Many viruses mutate so quickly that identifying vaccines or treatments is like trying to hit a moving target. Now, scientists report a new technique that can detect minor changes in RNA sequences. They present their results today at the American Chemical Society Fall 2020 Virtual Meeting & Expo.
An international collaboration of virologists at the University of Wisconsin–Madison and the vaccine companies FluGen and Bharat Biotech has begun the development and testing of a unique vaccine against COVID-19 called CoroFlu.
Next generation genetic sequencing – or next generation sequencing (NGS) – is becoming more common in research, although it still isn’t widely available. At the UNC School of Medicine, it is part of a research collaboration to better understand viral lung infections, including COVID-19 – the novel coronavirus sweeping the world.
Interacting contagious diseases like influenza and pneumonia—and perhaps coronavirus too—follow the same complex spreading patterns as social trends, like the adoption of new slang or technologies. This new finding, published in Nature Physics, could lead to better tracking and intervention when multiple diseases spread through a population at the same time.
By: Bill Wellock | Published: February 14, 2020 | 3:35 pm | SHARE: As an outbreak of a new coronavirus makes headlines across the world, another more common infectious disease is spreading across the United States and beyond — the flu.About 8 percent of the U.S. population gets sick from the flu each season, according to the Centers for Disease Control and Prevention.
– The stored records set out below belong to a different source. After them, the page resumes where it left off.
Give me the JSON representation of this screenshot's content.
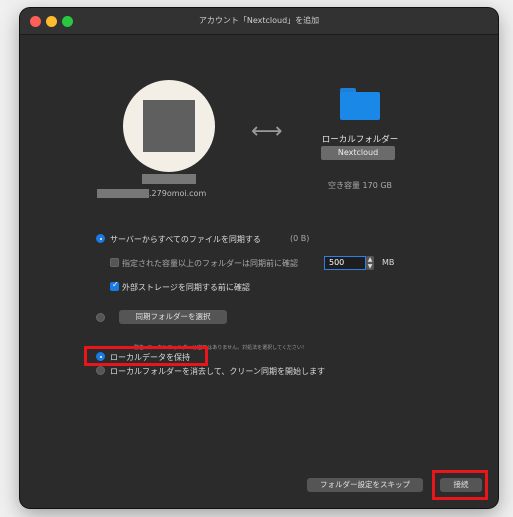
{
  "window": {
    "title": "アカウント「Nextcloud」を追加"
  },
  "account": {
    "email_suffix": ".279omoi.com"
  },
  "local_folder": {
    "label": "ローカルフォルダー",
    "name": "Nextcloud",
    "free_space": "空き容量 170 GB"
  },
  "sync": {
    "option_all_label": "サーバーからすべてのファイルを同期する",
    "option_all_size": "(0 B)",
    "ask_large_label": "指定された容量以上のフォルダーは同期前に確認",
    "size_limit_value": "500",
    "size_unit": "MB",
    "ask_external_label": "外部ストレージを同期する前に確認",
    "choose_folders_button": "同期フォルダーを選択",
    "warning_note": "警告: ローカルフォルダーは空ではありません。対処法を選択してください！",
    "keep_local_label": "ローカルデータを保持",
    "clean_sync_label": "ローカルフォルダーを消去して、クリーン同期を開始します"
  },
  "buttons": {
    "skip_label": "フォルダー設定をスキップ",
    "connect_label": "接続"
  },
  "colors": {
    "accent": "#1a7ae6",
    "highlight": "#e8161b"
  }
}
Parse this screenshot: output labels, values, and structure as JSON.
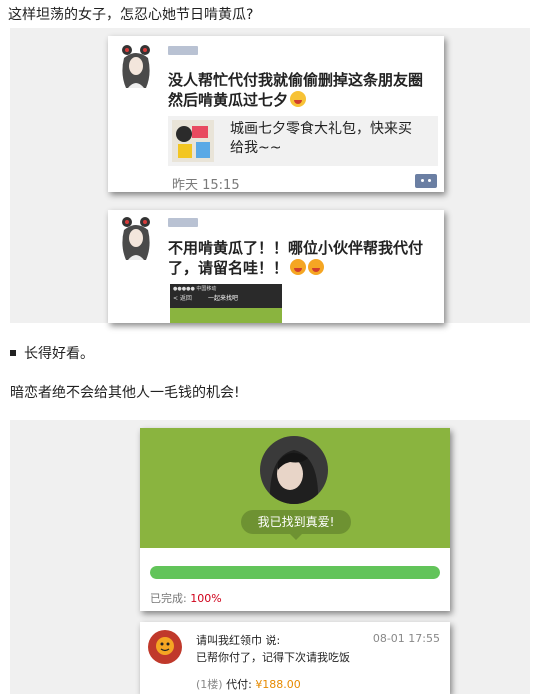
{
  "heading": "这样坦荡的女子，怎忍心她节日啃黄瓜?",
  "post1": {
    "line1": "没人帮忙代付我就偷偷删掉这条朋友圈",
    "line2": "然后啃黄瓜过七夕",
    "share_line1": "城画七夕零食大礼包，快来买",
    "share_line2": "给我~~",
    "time": "昨天 15:15"
  },
  "post2": {
    "line1": "不用啃黄瓜了！！哪位小伙伴帮我代付",
    "line2": "了，请留名哇！！",
    "mini_status": "●●●●● 中国移动",
    "mini_back": "< 返回",
    "mini_title": "一起来找吧"
  },
  "bullet": "长得好看。",
  "paragraph": "暗恋者绝不会给其他人一毛钱的机会!",
  "payment": {
    "found_label": "我已找到真爱!",
    "progress_fraction": 1.0,
    "completed_label": "已完成:",
    "completed_value": "100%",
    "commenter": "请叫我红领巾 说:",
    "date": "08-01 17:55",
    "comment": "已帮你付了，记得下次请我吃饭",
    "floor": "(1楼)",
    "pay_label": "代付:",
    "amount": "¥188.00"
  },
  "colors": {
    "green": "#8ab43f",
    "progress": "#62c45a",
    "red": "#d0021b",
    "orange": "#e68a00"
  }
}
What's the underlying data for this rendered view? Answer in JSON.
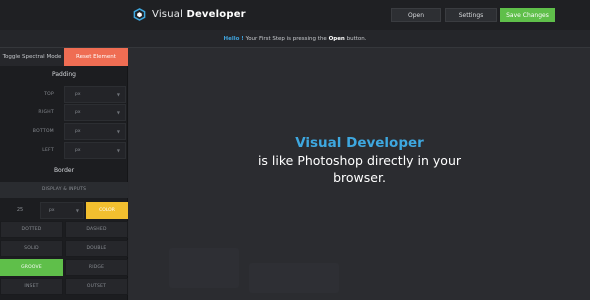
{
  "topbar": {
    "app_name_light": "Visual",
    "app_name_bold": "Developer",
    "logo_icon": "hexagon-logo-icon",
    "buttons": {
      "open": "Open",
      "settings": "Settings",
      "save": "Save Changes"
    },
    "save_color": "#5fbf4a"
  },
  "hint": {
    "hello": "Hello !",
    "text_before": "Your First Step is pressing the",
    "open_word": "Open",
    "text_after": "button."
  },
  "panel": {
    "spectral_button": "Toggle Spectral Mode",
    "reset_button": "Reset Element",
    "reset_color": "#ef6d53",
    "padding_title": "Padding",
    "padding_rows": [
      {
        "label": "TOP",
        "unit": "px"
      },
      {
        "label": "RIGHT",
        "unit": "px"
      },
      {
        "label": "BOTTOM",
        "unit": "px"
      },
      {
        "label": "LEFT",
        "unit": "px"
      }
    ],
    "border_title": "Border",
    "display_bar": "DISPLAY & INPUTS",
    "border_value": "25",
    "border_unit": "px",
    "color_button": "COLOR",
    "color_button_color": "#f2bf2f",
    "styles": [
      "DOTTED",
      "DASHED",
      "SOLID",
      "DOUBLE",
      "GROOVE",
      "RIDGE",
      "INSET",
      "OUTSET"
    ],
    "active_style": "GROOVE"
  },
  "main": {
    "brand": "Visual Developer",
    "tagline_line1": "is like Photoshop directly in your",
    "tagline_line2": "browser.",
    "brand_color": "#3ea8e0"
  }
}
Researchers report the biological effects of influenza protein NS1 binding to RIG-I — the binding directly quiets the alarm that activates the cellular innate immunity defense against the infection. This is a newly described way for flu to antagonize the host cellular antiviral response.
Researchers investigating the drug prescription response to a “superbug” enzyme that renders bacteria resistant to antibiotics are available to discuss why such resistance is posing a growing risk during pandemics such as the current coronavirus.
A Rutgers-led team has developed a tool to monitor influenza A virus mutations in real time, which could help virologists learn how to stop viruses from replicating. The gold nanoparticle-based probe measures viral RNA in live influenza A cells, according to a study in The Journal of Physical Chemistry C. It is the first time in virology that experts have used imaging tools with gold nanoparticles to monitor mutations in influenza, with unparalleled sensitivity.
Communicating effectively during an outbreak can be tricky for government agencies charged with protecting the public, according to Glen Nowak, former director of media relations at the Centers for Disease Control and Prevention and professor of advertising and public relations at the University of Georgia’s Grady College of Journalism and Mass Communication.
Wearing a surgical mask is unlikely to protect healthy people from the novel coronavirus that originated in China, and influenza likely poses a much greater threat to Americans, according to José Cordero, professor of epidemiology and biostatistics in the University of Georgia’s College of Public Health.
New research from a team of Florida State University scientists shows that rapid weather variability as a result of climate change could increase the risk of a flu epidemic in some highly populated regions in the late 21st century.
The first type of influenza virus we are exposed to in early childhood dictates our ability to fight the flu for the rest of our lives, according to a new study from a team of infectious disease researchers at McMaster University and Université de Montréal.